## Exercise details
For every line in the entries that contains "sangat", show the whole line.

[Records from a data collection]
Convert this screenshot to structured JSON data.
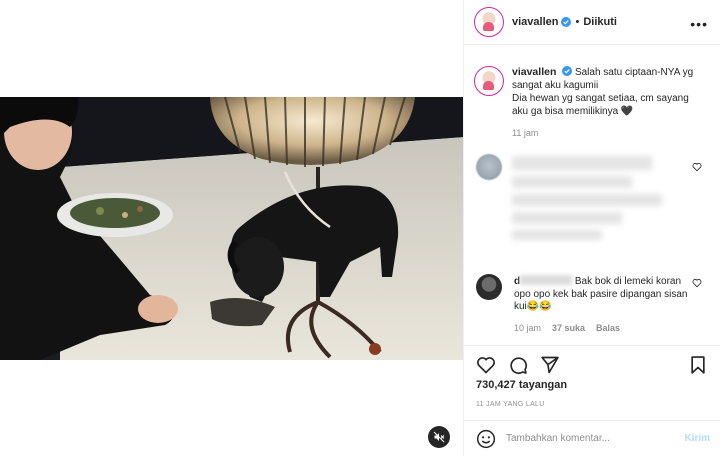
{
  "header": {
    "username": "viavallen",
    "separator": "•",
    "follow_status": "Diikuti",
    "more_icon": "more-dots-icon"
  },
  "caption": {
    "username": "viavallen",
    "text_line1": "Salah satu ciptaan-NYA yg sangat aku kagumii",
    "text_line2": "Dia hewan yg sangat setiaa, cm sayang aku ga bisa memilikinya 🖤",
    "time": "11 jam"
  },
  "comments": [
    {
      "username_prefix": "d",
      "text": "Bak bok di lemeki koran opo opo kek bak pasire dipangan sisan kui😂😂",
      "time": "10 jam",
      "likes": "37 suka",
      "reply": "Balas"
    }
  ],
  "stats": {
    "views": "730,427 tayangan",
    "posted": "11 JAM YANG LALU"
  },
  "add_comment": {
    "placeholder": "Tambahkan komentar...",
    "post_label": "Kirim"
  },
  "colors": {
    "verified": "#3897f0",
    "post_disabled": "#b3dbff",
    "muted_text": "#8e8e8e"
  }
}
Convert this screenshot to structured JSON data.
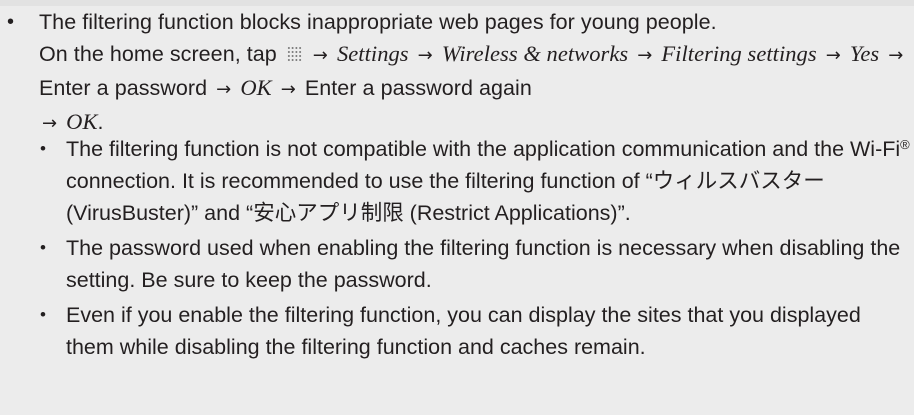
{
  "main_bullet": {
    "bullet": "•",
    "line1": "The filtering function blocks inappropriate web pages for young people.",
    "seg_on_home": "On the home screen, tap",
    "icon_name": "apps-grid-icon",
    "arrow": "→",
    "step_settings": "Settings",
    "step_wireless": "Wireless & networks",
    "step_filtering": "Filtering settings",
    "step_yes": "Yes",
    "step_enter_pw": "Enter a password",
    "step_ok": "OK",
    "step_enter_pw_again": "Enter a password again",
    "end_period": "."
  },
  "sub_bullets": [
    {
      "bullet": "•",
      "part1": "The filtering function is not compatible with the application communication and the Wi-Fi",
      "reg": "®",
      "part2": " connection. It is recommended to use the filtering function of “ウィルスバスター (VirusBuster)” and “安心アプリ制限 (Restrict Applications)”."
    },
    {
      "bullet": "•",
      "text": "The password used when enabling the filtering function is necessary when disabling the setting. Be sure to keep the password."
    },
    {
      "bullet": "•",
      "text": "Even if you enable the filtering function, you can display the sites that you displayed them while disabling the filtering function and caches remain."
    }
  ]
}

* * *

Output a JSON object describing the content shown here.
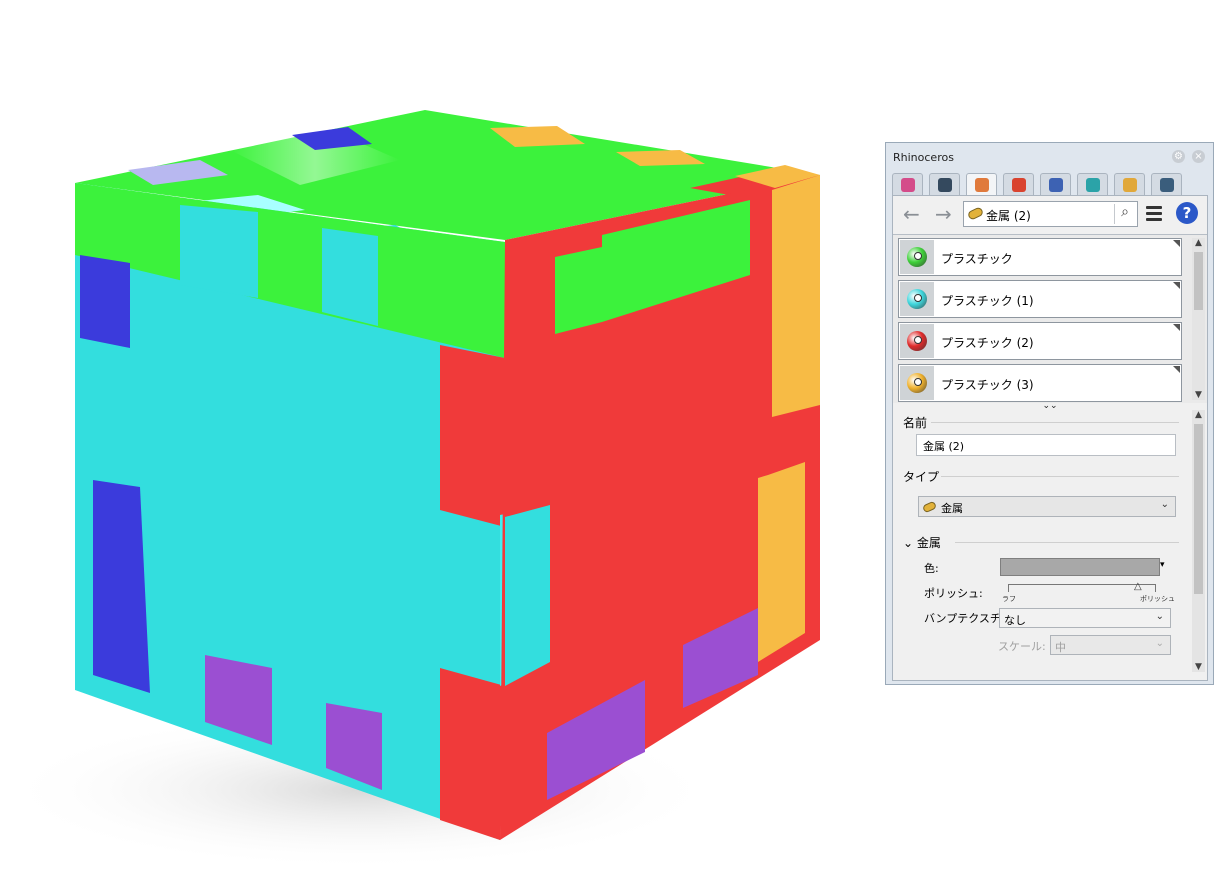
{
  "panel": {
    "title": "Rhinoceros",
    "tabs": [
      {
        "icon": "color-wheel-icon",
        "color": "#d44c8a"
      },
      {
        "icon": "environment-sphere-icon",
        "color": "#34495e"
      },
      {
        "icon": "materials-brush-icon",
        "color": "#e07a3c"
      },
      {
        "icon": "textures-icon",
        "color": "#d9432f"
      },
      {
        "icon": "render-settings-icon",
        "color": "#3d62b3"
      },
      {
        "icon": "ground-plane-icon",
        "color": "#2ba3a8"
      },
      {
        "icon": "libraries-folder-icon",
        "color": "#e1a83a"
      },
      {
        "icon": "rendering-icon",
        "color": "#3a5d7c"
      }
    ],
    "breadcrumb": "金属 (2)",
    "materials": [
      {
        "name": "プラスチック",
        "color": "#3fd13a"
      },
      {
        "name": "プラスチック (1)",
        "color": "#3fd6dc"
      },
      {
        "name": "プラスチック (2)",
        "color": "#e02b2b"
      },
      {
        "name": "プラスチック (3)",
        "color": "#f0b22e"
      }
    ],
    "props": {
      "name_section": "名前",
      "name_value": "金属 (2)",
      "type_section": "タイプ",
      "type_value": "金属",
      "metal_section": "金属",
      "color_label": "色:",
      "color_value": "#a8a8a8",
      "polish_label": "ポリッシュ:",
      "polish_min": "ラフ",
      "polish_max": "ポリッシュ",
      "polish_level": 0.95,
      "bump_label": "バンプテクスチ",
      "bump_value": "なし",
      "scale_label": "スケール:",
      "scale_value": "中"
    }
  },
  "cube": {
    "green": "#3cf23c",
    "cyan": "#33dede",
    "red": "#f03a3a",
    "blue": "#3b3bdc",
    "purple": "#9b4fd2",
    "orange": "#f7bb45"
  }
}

## Written reply
    "text_line1": "Salah satu ciptaan-NYA yg sangat aku kagumii",
    "text_line2": "Dia hewan yg sangat setiaa, cm sayang aku ga bisa memilikinya 🖤",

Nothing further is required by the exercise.